But they proceed with caution (bold emphasis below is mine):

Now, we are wading into some hugely controversial issues here. So it is crucial to be scientific about what this figure means. This is a correlation; it is not necessarily evidence of causation. It doesn’t mean that if we somehow paired up single mothers with a partner, then suddenly inequality would go down. Further, the channel through which inequality and family structure are related is complex. For example, the authors show that cities that have a large fraction of mothers that are single have less upward mobility even for families where both parents are in the home. So again, the channel is unlikely to be a direct effect of single mothers on inequality.

It's tempting to look at the tidy pattern above and conclude that the breakdown of marriage causes poverty, perpetuating inequality. As Mian and Sufi point out, your take on the causal direction here likely depends on your ideology. Conservatives have used this data to argue for the importance of marriage in lifting women and children out of poverty, as if the shortage of stable husbands were the source of the problem rather than one of its side effects.

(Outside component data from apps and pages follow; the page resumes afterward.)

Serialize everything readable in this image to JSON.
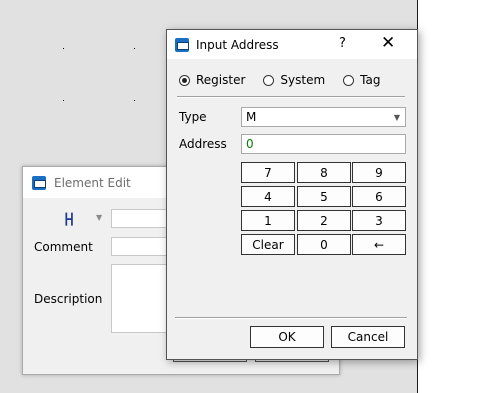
{
  "element_edit": {
    "title": "Element Edit",
    "contact_symbol": "┣┫",
    "comment_label": "Comment",
    "description_label": "Description"
  },
  "input_address": {
    "title": "Input Address",
    "help_label": "?",
    "close_label": "✕",
    "radios": [
      {
        "label": "Register",
        "selected": true
      },
      {
        "label": "System",
        "selected": false
      },
      {
        "label": "Tag",
        "selected": false
      }
    ],
    "type_label": "Type",
    "type_value": "M",
    "address_label": "Address",
    "address_value": "0",
    "keys": [
      "7",
      "8",
      "9",
      "4",
      "5",
      "6",
      "1",
      "2",
      "3",
      "Clear",
      "0",
      "←"
    ],
    "ok_label": "OK",
    "cancel_label": "Cancel"
  }
}
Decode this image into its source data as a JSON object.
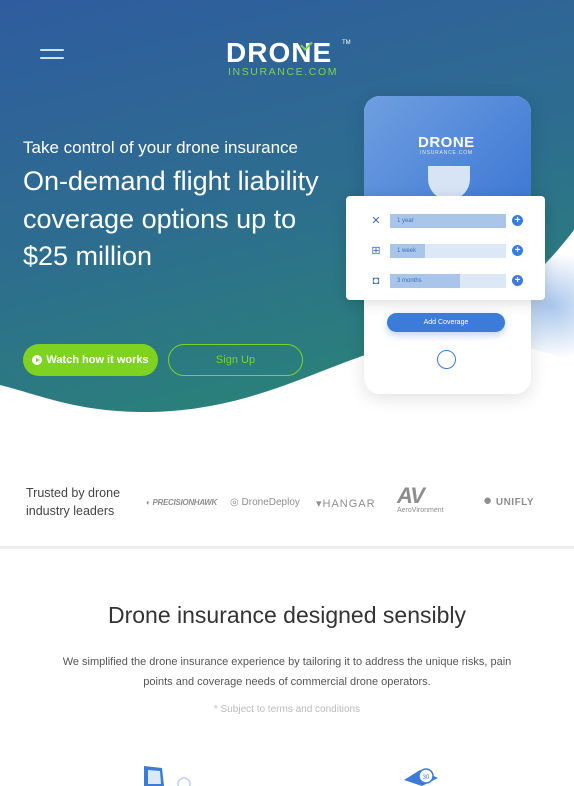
{
  "header": {
    "logo_main": "DRONE",
    "logo_sub": "INSURANCE.COM",
    "logo_tm": "TM"
  },
  "hero": {
    "tagline": "Take control of your drone insurance",
    "headline": "On-demand flight liability coverage options up to $25 million",
    "watch_label": "Watch how it works",
    "signup_label": "Sign Up"
  },
  "phone": {
    "logo_main": "DRONE",
    "logo_sub": "INSURANCE.COM",
    "rows": [
      {
        "label": "1 year",
        "icon": "drone-icon",
        "fill": 1.0
      },
      {
        "label": "1 week",
        "icon": "controller-icon",
        "fill": 0.3
      },
      {
        "label": "3 months",
        "icon": "camera-icon",
        "fill": 0.6
      }
    ],
    "add_label": "Add Coverage"
  },
  "trusted": {
    "label": "Trusted by drone industry leaders",
    "partners": [
      "PRECISIONHAWK",
      "DroneDeploy",
      "HANGAR",
      "AeroVironment",
      "UNIFLY"
    ]
  },
  "section": {
    "title": "Drone insurance designed sensibly",
    "text": "We simplified the drone insurance experience by tailoring it to address the unique risks, pain points and coverage needs of commercial drone operators.",
    "note": "* Subject to terms and conditions"
  },
  "colors": {
    "accent_green": "#7ed321",
    "brand_blue": "#3d7bd8",
    "hero_top": "#2f5f9e",
    "hero_bottom": "#2a7a7f"
  }
}
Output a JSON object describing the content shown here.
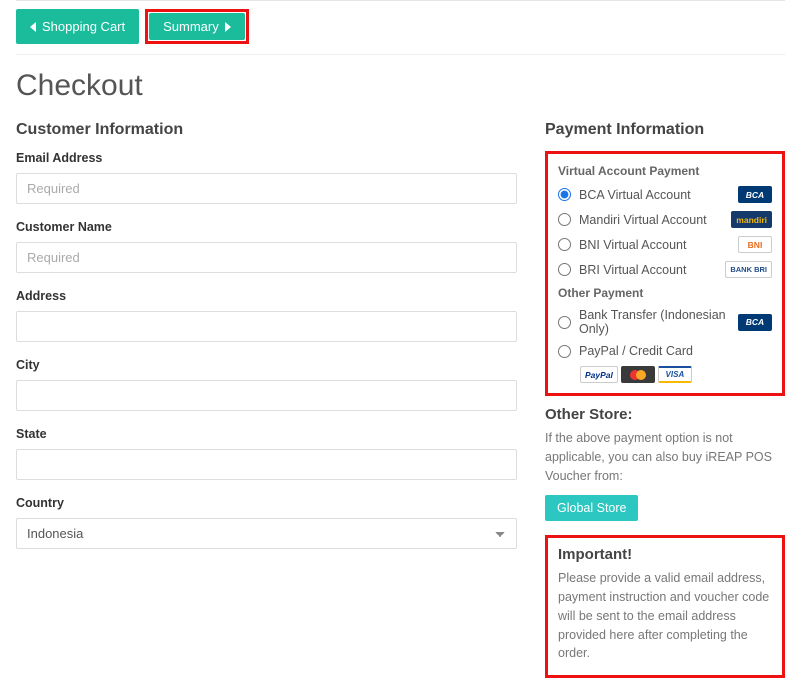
{
  "nav": {
    "cart": "Shopping Cart",
    "summary": "Summary"
  },
  "title": "Checkout",
  "customer": {
    "heading": "Customer Information",
    "email_label": "Email Address",
    "email_placeholder": "Required",
    "name_label": "Customer Name",
    "name_placeholder": "Required",
    "address_label": "Address",
    "city_label": "City",
    "state_label": "State",
    "country_label": "Country",
    "country_value": "Indonesia"
  },
  "payment": {
    "heading": "Payment Information",
    "va_heading": "Virtual Account Payment",
    "other_heading": "Other Payment",
    "options": {
      "bca": "BCA Virtual Account",
      "mandiri": "Mandiri Virtual Account",
      "bni": "BNI Virtual Account",
      "bri": "BRI Virtual Account",
      "bank": "Bank Transfer (Indonesian Only)",
      "paypal": "PayPal / Credit Card"
    },
    "badges": {
      "bca": "BCA",
      "mandiri": "mandiri",
      "bni": "BNI",
      "bri": "BANK BRI",
      "paypal": "PayPal",
      "visa": "VISA"
    }
  },
  "other_store": {
    "heading": "Other Store:",
    "text": "If the above payment option is not applicable, you can also buy iREAP POS Voucher from:",
    "button": "Global Store"
  },
  "important": {
    "heading": "Important!",
    "text": "Please provide a valid email address, payment instruction and voucher code will be sent to the email address provided here after completing the order."
  }
}
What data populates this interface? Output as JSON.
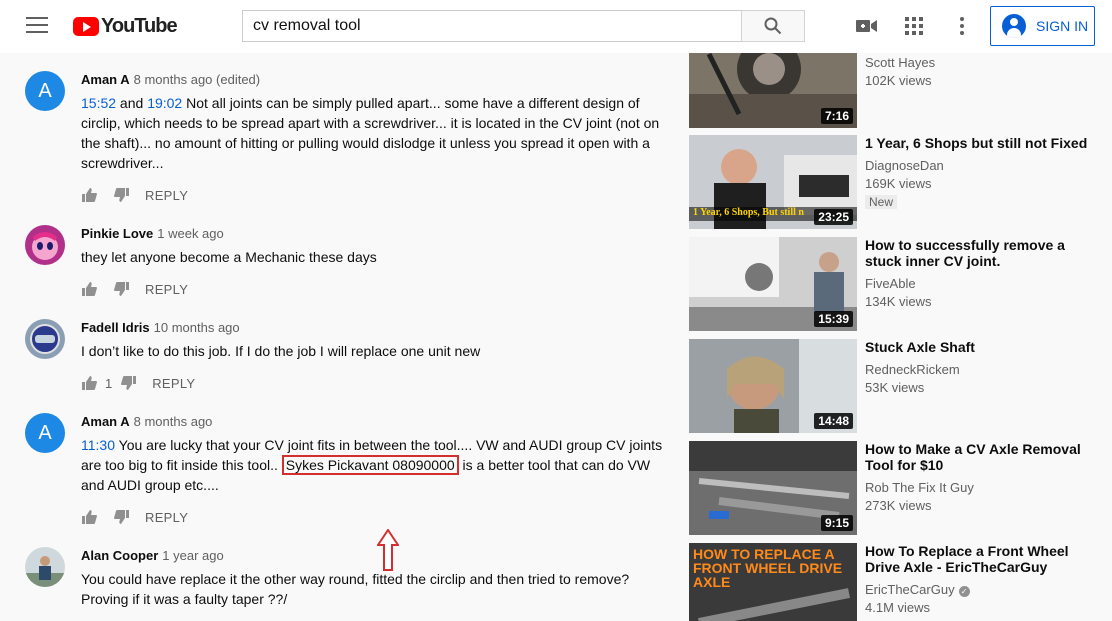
{
  "header": {
    "logo_text": "YouTube",
    "search_value": "cv removal tool",
    "signin_label": "SIGN IN",
    "brand_color": "#ff0000",
    "accent_color": "#065fd4"
  },
  "comments": [
    {
      "avatar_letter": "A",
      "author": "Aman A",
      "time": "8 months ago (edited)",
      "ts1": "15:52",
      "and": " and ",
      "ts2": "19:02",
      "text": "  Not all joints can be simply pulled apart... some have a different design of circlip, which needs to be spread apart with a screwdriver... it is located in the CV joint (not on the shaft)... no amount of hitting or pulling would dislodge it unless you spread it open with a screwdriver...",
      "likes": "",
      "reply": "REPLY"
    },
    {
      "author": "Pinkie Love",
      "time": "1 week ago",
      "text": "they let anyone become a Mechanic these days",
      "likes": "",
      "reply": "REPLY"
    },
    {
      "author": "Fadell Idris",
      "time": "10 months ago",
      "text": "I don’t like to do this job. If I do the job I will replace one unit new",
      "likes": "1",
      "reply": "REPLY"
    },
    {
      "avatar_letter": "A",
      "author": "Aman A",
      "time": "8 months ago",
      "ts1": "11:30",
      "text_a": "  You are lucky that your CV joint fits in between the tool.... VW and AUDI group CV joints are too big to fit inside this tool..",
      "highlight": "Sykes Pickavant 08090000",
      "text_b": " is a better tool that can do VW and AUDI group etc....",
      "likes": "",
      "reply": "REPLY"
    },
    {
      "author": "Alan Cooper",
      "time": "1 year ago",
      "text": "You could have replace it the other way round, fitted the circlip and then tried to remove? Proving if it was a faulty taper ??/"
    }
  ],
  "sidebar": [
    {
      "title": "",
      "channel": "Scott Hayes",
      "views": "102K views",
      "duration": "7:16"
    },
    {
      "title": "1 Year, 6 Shops but still not Fixed",
      "channel": "DiagnoseDan",
      "views": "169K views",
      "duration": "23:25",
      "badge": "New",
      "thumb_caption": "1 Year, 6 Shops, But still n"
    },
    {
      "title": "How to successfully remove a stuck inner CV joint.",
      "channel": "FiveAble",
      "views": "134K views",
      "duration": "15:39"
    },
    {
      "title": "Stuck Axle Shaft",
      "channel": "RedneckRickem",
      "views": "53K views",
      "duration": "14:48"
    },
    {
      "title": "How to Make a CV Axle Removal Tool for $10",
      "channel": "Rob The Fix It Guy",
      "views": "273K views",
      "duration": "9:15"
    },
    {
      "title": "How To Replace a Front Wheel Drive Axle - EricTheCarGuy",
      "channel": "EricTheCarGuy",
      "views": "4.1M views",
      "duration": "",
      "thumb_caption": "HOW TO REPLACE A FRONT WHEEL DRIVE AXLE"
    }
  ]
}
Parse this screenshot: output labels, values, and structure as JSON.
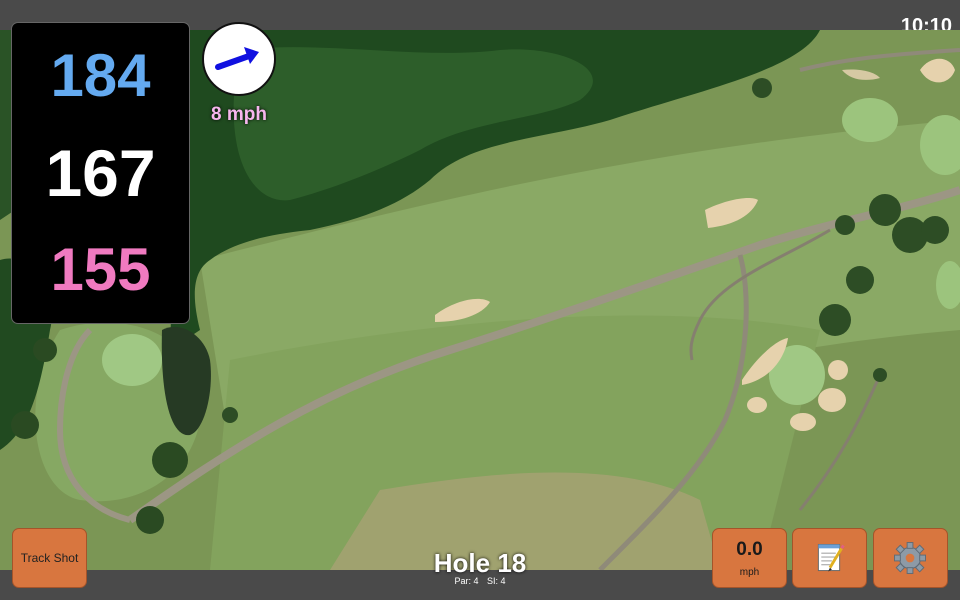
{
  "status_bar": {
    "time": "10:10"
  },
  "distances": {
    "back": "184",
    "middle": "167",
    "front": "155"
  },
  "wind": {
    "speed_label": "8 mph",
    "icon": "wind-direction-arrow-icon",
    "arrow_color": "#1010e0"
  },
  "track_shot": {
    "label": "Track Shot"
  },
  "hole": {
    "title": "Hole 18",
    "par": "Par: 4",
    "si": "SI: 4"
  },
  "speed_button": {
    "value": "0.0",
    "unit": "mph"
  },
  "notes_button": {
    "icon": "notepad-icon"
  },
  "settings_button": {
    "icon": "gear-icon"
  },
  "colors": {
    "back_distance": "#64aaf0",
    "middle_distance": "#ffffff",
    "front_distance": "#f07ac0",
    "button_bg": "#d8763f",
    "wind_label": "#f7b6ee"
  }
}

Liberals argue, on the other hand, as sociologist William Julius Wilson has, that economic forces much larger than families have decimated urban communities and robbed many men of one of the prerequisites to a stable marriage: a job. By this thinking, the circumstances of poverty itself strain families. To suggest the opposite -- that frayed social values drive poverty -- is to point toward all of the wrong policy prescriptions, this argument says: Incentivize marriage. Teach family values. Just convince poor people to get married.

Mian and Sufi argue for more economic analysis of the "causal chain" here. But in the meantime, let's look at the explanation that, at the very least, the same underlying conditions may be creating single mothers and low social mobility in a city like Atlanta. That chart could easily be embraced by those convinced that "culture" is the problem here, that we should blame the prevalence of single mothers -- or the absence of fathers -- for the fact that poor children have little chance to move up in the world in some communities.

But that argument ignores what marriage might actually look like to a woman living in a neighborhood with high rates of poverty, unemployment and incarceration. It's true that marriage can bring stability and emotional benefits to the children of middle- and upper-class families. But that's not because the institution of marriage itself is universally beneficial. It's because certain kinds of marriages are beneficial, such as those between adults who don't have to worry about getting evicted, who can afford to pay their medical bills, who don't contend with the surrounding stresses of violence or joblessless or having to get to work without a car.

"The problem," Ohio State sociologist Kristi Williams recently told me, "is that there’s no evidence that the kind of marriages that poor, single parents enter into will have these same benefits."

Consider it that way, and a woman may not get married for reasons that have nothing to do with how much she values  the institution. A man may not get married for reasons that have nothing to do with whether he believes in a "culture of marriage." In isolating culture and values as the source of the problem, we can miss the other fundamental ways in which poor households without married parents differ from better-off households with married parents.